[Items from a dataset]
BEGIN

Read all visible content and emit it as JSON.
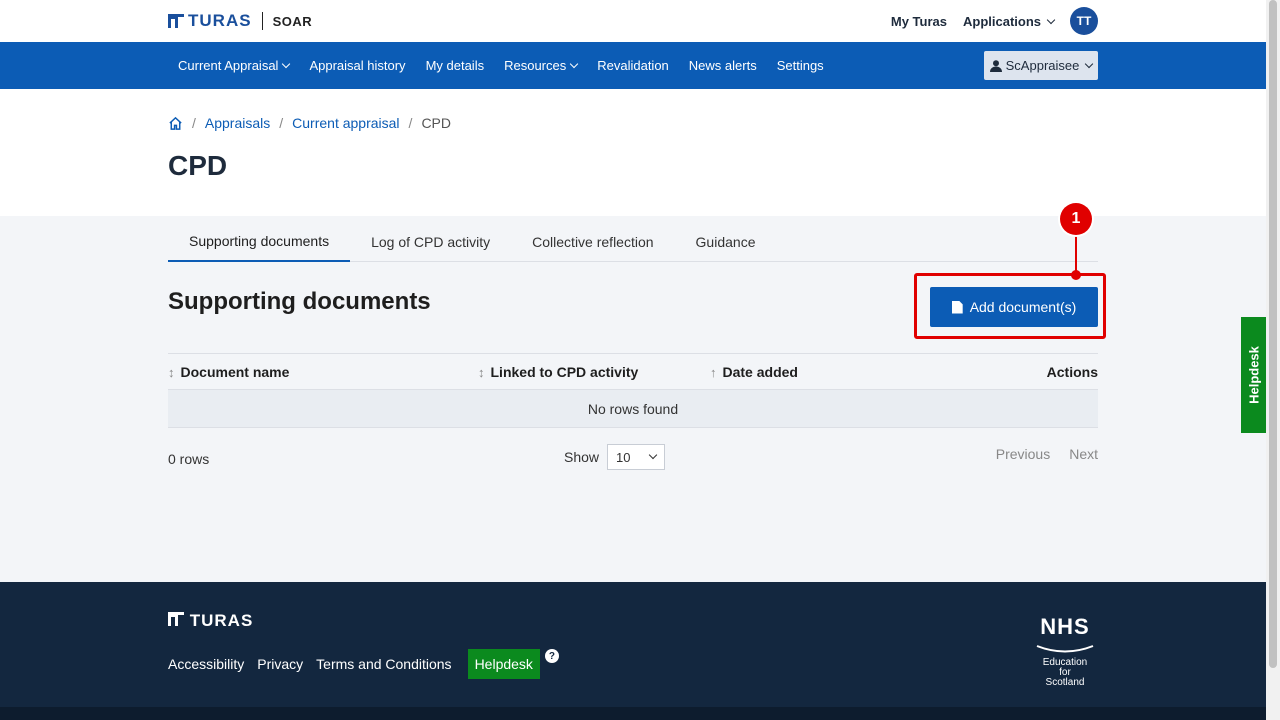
{
  "header": {
    "brand": "TURAS",
    "app_name": "SOAR",
    "my_turas": "My Turas",
    "applications": "Applications",
    "avatar_initials": "TT"
  },
  "nav": {
    "items": [
      "Current Appraisal",
      "Appraisal history",
      "My details",
      "Resources",
      "Revalidation",
      "News alerts",
      "Settings"
    ],
    "user": "ScAppraisee"
  },
  "breadcrumb": {
    "items": [
      "Appraisals",
      "Current appraisal"
    ],
    "current": "CPD"
  },
  "page_title": "CPD",
  "tabs": [
    "Supporting documents",
    "Log of CPD activity",
    "Collective reflection",
    "Guidance"
  ],
  "section_title": "Supporting documents",
  "add_button": "Add document(s)",
  "marker_number": "1",
  "table": {
    "columns": [
      "Document name",
      "Linked to CPD activity",
      "Date added",
      "Actions"
    ],
    "empty_message": "No rows found"
  },
  "pagination": {
    "rows_count": "0 rows",
    "show_label": "Show",
    "page_size": "10",
    "previous": "Previous",
    "next": "Next"
  },
  "footer": {
    "brand": "TURAS",
    "links": [
      "Accessibility",
      "Privacy",
      "Terms and Conditions"
    ],
    "helpdesk": "Helpdesk",
    "help_icon": "?",
    "nhs": "NHS",
    "nhs_sub": [
      "Education",
      "for",
      "Scotland"
    ]
  },
  "side_helpdesk": "Helpdesk",
  "colors": {
    "primary": "#0c5cb5",
    "footer": "#13273f",
    "helpdesk_green": "#0b8a1e",
    "annotation_red": "#e00000"
  }
}
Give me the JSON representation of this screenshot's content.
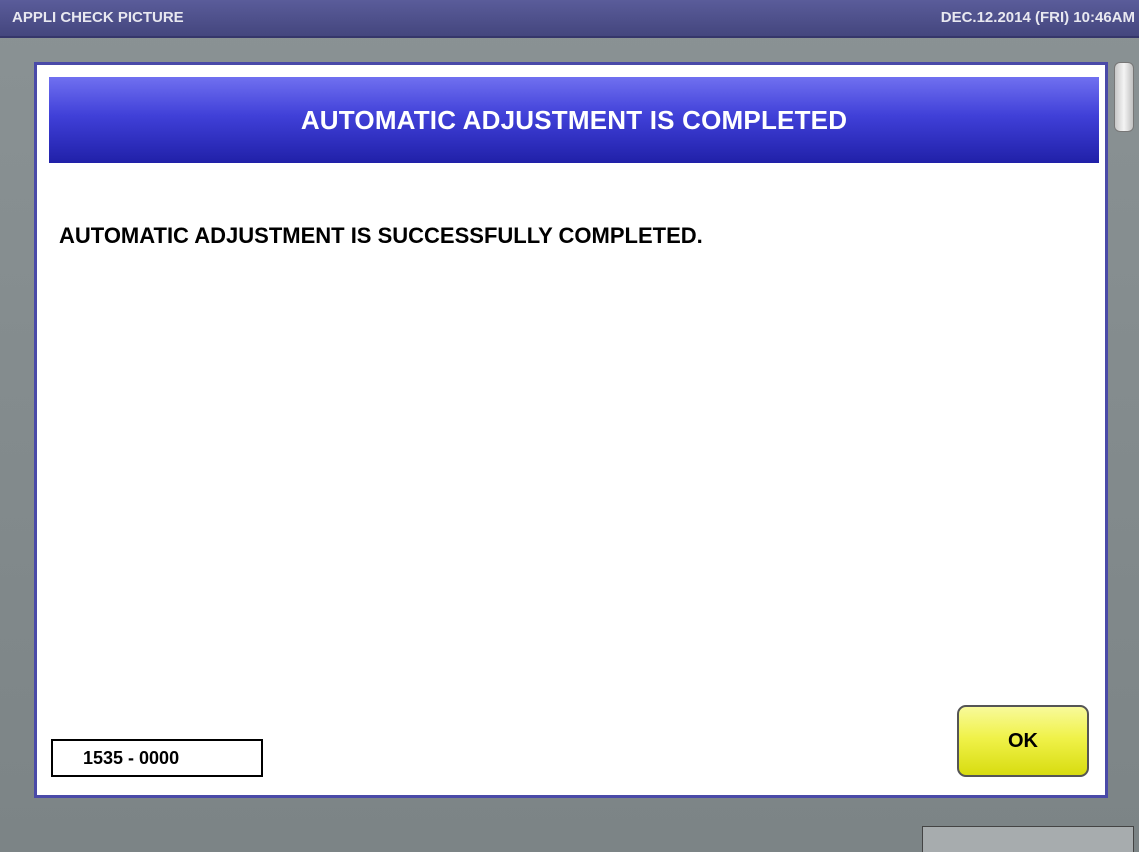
{
  "topbar": {
    "title": "APPLI CHECK PICTURE",
    "datetime": "DEC.12.2014 (FRI)  10:46AM"
  },
  "dialog": {
    "title": "AUTOMATIC ADJUSTMENT IS COMPLETED",
    "message": "AUTOMATIC ADJUSTMENT IS SUCCESSFULLY COMPLETED.",
    "code": "1535 - 0000",
    "ok_label": "OK"
  },
  "colors": {
    "topbar": "#4e5090",
    "dialog_header": "#3a3ad0",
    "dialog_border": "#4a4aa8",
    "ok_button": "#eef040"
  }
}
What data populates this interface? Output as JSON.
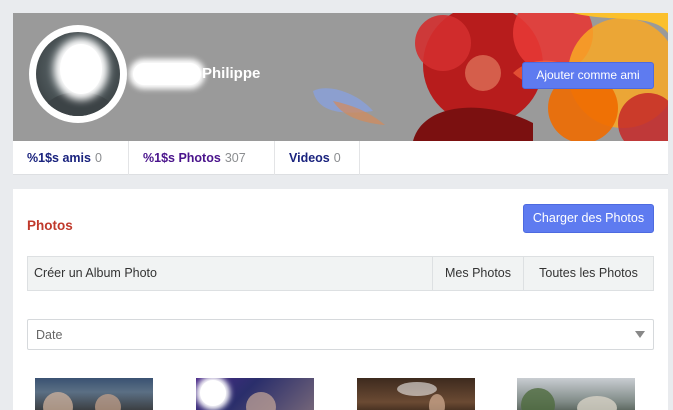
{
  "profile": {
    "name": "Philippe",
    "add_friend_label": "Ajouter comme ami"
  },
  "stats": [
    {
      "label": "%1$s amis",
      "count": "0",
      "color": "#1a237e"
    },
    {
      "label": "%1$s Photos",
      "count": "307",
      "color": "#4a148c"
    },
    {
      "label": "Videos",
      "count": "0",
      "color": "#1a237e"
    }
  ],
  "photos": {
    "title": "Photos",
    "upload_label": "Charger des Photos",
    "tabs": {
      "create": "Créer un Album Photo",
      "mine": "Mes Photos",
      "all": "Toutes les Photos"
    },
    "sort_selected": "Date",
    "thumbnails": [
      "photo-1",
      "photo-2",
      "photo-3",
      "photo-4"
    ]
  },
  "colors": {
    "accent_button": "#5e7bf0",
    "title_red": "#c0392b",
    "cover_gray": "#9a9a9a"
  }
}
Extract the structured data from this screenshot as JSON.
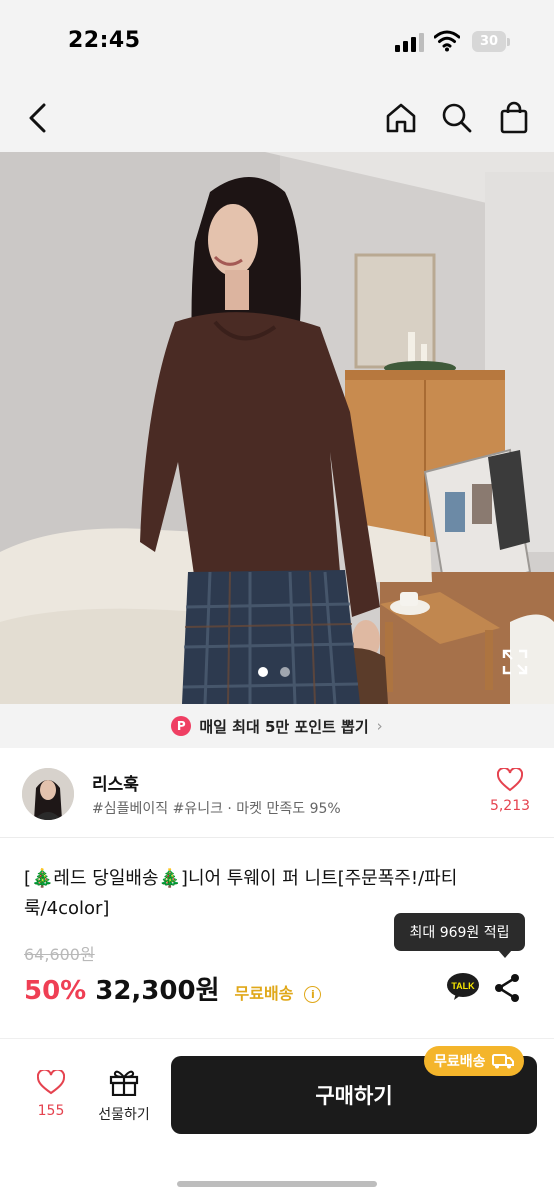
{
  "status_bar": {
    "time": "22:45",
    "battery": "30"
  },
  "nav": {
    "back_icon": "chevron-left-icon",
    "home_icon": "home-icon",
    "search_icon": "search-icon",
    "cart_icon": "shopping-bag-icon"
  },
  "hero": {
    "slide_count": 2,
    "active_slide": 1
  },
  "promo": {
    "badge": "P",
    "text": "매일 최대 5만 포인트 뽑기",
    "arrow": "›"
  },
  "seller": {
    "name": "리스훅",
    "tags": "#심플베이직 #유니크 · 마켓 만족도 95%",
    "like_count": "5,213"
  },
  "product": {
    "title": "[🎄레드 당일배송🎄]니어 투웨이 퍼 니트[주문폭주!/파티룩/4color]",
    "original_price": "64,600원",
    "discount": "50%",
    "price": "32,300원",
    "shipping": "무료배송",
    "tooltip": "최대 969원 적립",
    "talk_label": "TALK"
  },
  "bottom": {
    "like_count": "155",
    "gift_label": "선물하기",
    "buy_label": "구매하기",
    "free_shipping_badge": "무료배송"
  },
  "colors": {
    "accent_red": "#ef3f54",
    "shipping_yellow": "#e0a81a",
    "buy_button": "#1b1b1b",
    "badge_yellow": "#f4b52b"
  }
}
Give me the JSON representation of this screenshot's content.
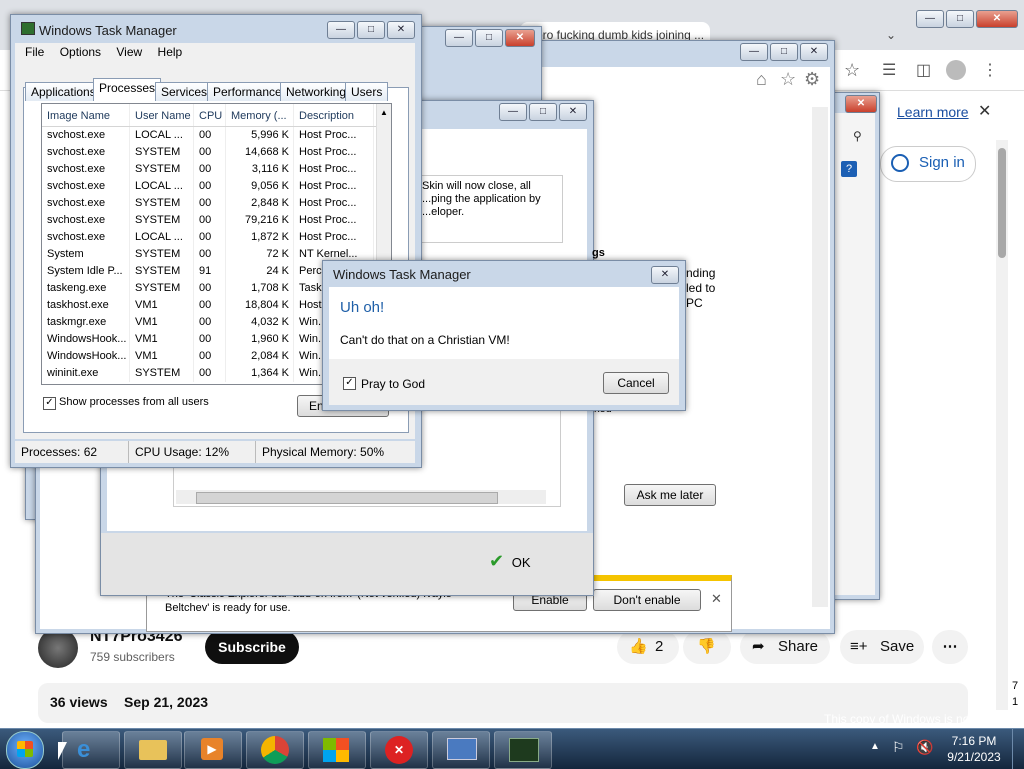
{
  "browser": {
    "tab_title": "bro fucking dumb kids joining ...",
    "learn_more": "Learn more",
    "sign_in": "Sign in"
  },
  "youtube": {
    "channel_name": "NT7Pro3426",
    "subscribers": "759 subscribers",
    "subscribe": "Subscribe",
    "likes": "2",
    "share": "Share",
    "save": "Save",
    "views": "36 views",
    "date": "Sep 21, 2023"
  },
  "ie_window": {
    "notification": "The 'Classic Explorer bar' add-on from '(Not verified) Ivaylo Beltchev' is ready for use.",
    "enable": "Enable",
    "dont_enable": "Don't enable"
  },
  "windowblinds": {
    "text": "Skin will now close, all ...ping the application by ...eloper.",
    "ok": "OK"
  },
  "update_dialog": {
    "partial_heading": "gs",
    "partial_lines": [
      "nding",
      "led to",
      "PC"
    ],
    "partial_text": "ked",
    "ask_later": "Ask me later"
  },
  "task_manager": {
    "title": "Windows Task Manager",
    "menu": [
      "File",
      "Options",
      "View",
      "Help"
    ],
    "tabs": [
      "Applications",
      "Processes",
      "Services",
      "Performance",
      "Networking",
      "Users"
    ],
    "columns": [
      "Image Name",
      "User Name",
      "CPU",
      "Memory (...",
      "Description"
    ],
    "rows": [
      [
        "svchost.exe",
        "LOCAL ...",
        "00",
        "5,996 K",
        "Host Proc..."
      ],
      [
        "svchost.exe",
        "SYSTEM",
        "00",
        "14,668 K",
        "Host Proc..."
      ],
      [
        "svchost.exe",
        "SYSTEM",
        "00",
        "3,116 K",
        "Host Proc..."
      ],
      [
        "svchost.exe",
        "LOCAL ...",
        "00",
        "9,056 K",
        "Host Proc..."
      ],
      [
        "svchost.exe",
        "SYSTEM",
        "00",
        "2,848 K",
        "Host Proc..."
      ],
      [
        "svchost.exe",
        "SYSTEM",
        "00",
        "79,216 K",
        "Host Proc..."
      ],
      [
        "svchost.exe",
        "LOCAL ...",
        "00",
        "1,872 K",
        "Host Proc..."
      ],
      [
        "System",
        "SYSTEM",
        "00",
        "72 K",
        "NT Kernel..."
      ],
      [
        "System Idle P...",
        "SYSTEM",
        "91",
        "24 K",
        "Perc..."
      ],
      [
        "taskeng.exe",
        "SYSTEM",
        "00",
        "1,708 K",
        "Task..."
      ],
      [
        "taskhost.exe",
        "VM1",
        "00",
        "18,804 K",
        "Host..."
      ],
      [
        "taskmgr.exe",
        "VM1",
        "00",
        "4,032 K",
        "Win..."
      ],
      [
        "WindowsHook...",
        "VM1",
        "00",
        "1,960 K",
        "Win..."
      ],
      [
        "WindowsHook...",
        "VM1",
        "00",
        "2,084 K",
        "Win..."
      ],
      [
        "wininit.exe",
        "SYSTEM",
        "00",
        "1,364 K",
        "Win..."
      ]
    ],
    "show_all": "Show processes from all users",
    "end_process": "End Process",
    "status": {
      "processes": "Processes: 62",
      "cpu": "CPU Usage: 12%",
      "memory": "Physical Memory: 50%"
    }
  },
  "error_dialog": {
    "title": "Windows Task Manager",
    "heading": "Uh oh!",
    "message": "Can't do that on a Christian VM!",
    "checkbox_label": "Pray to God",
    "checkbox_checked": true,
    "cancel": "Cancel"
  },
  "taskbar": {
    "time": "7:16 PM",
    "date": "9/21/2023",
    "genuine": "This copy of Windows is not genuine",
    "build_partial": [
      "7",
      "1"
    ]
  },
  "colors": {
    "heading_blue": "#1e5fa8",
    "youtube_dark": "#0f0f0f",
    "link_blue": "#1a4ea0"
  }
}
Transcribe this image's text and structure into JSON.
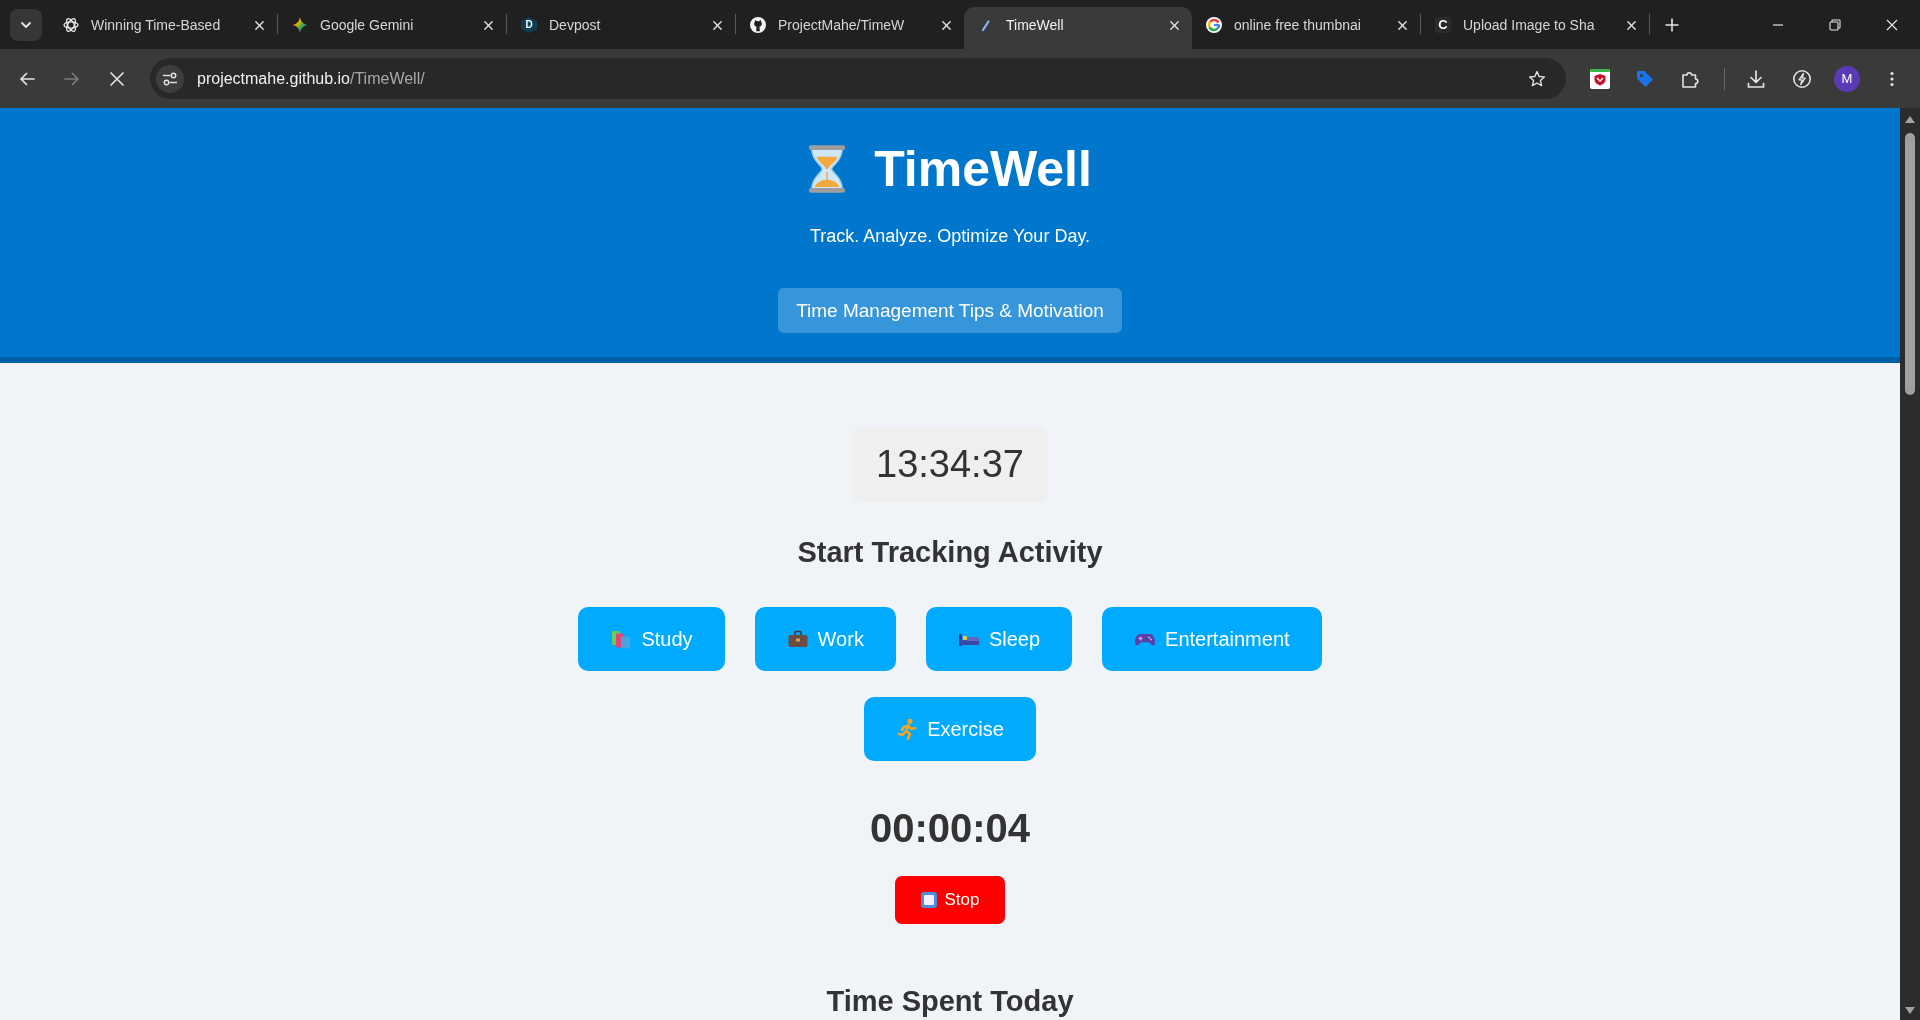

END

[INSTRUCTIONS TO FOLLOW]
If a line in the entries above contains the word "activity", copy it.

[ANSWER SPACE]
    "Log of CPD activity",
      "Linked to CPD activity",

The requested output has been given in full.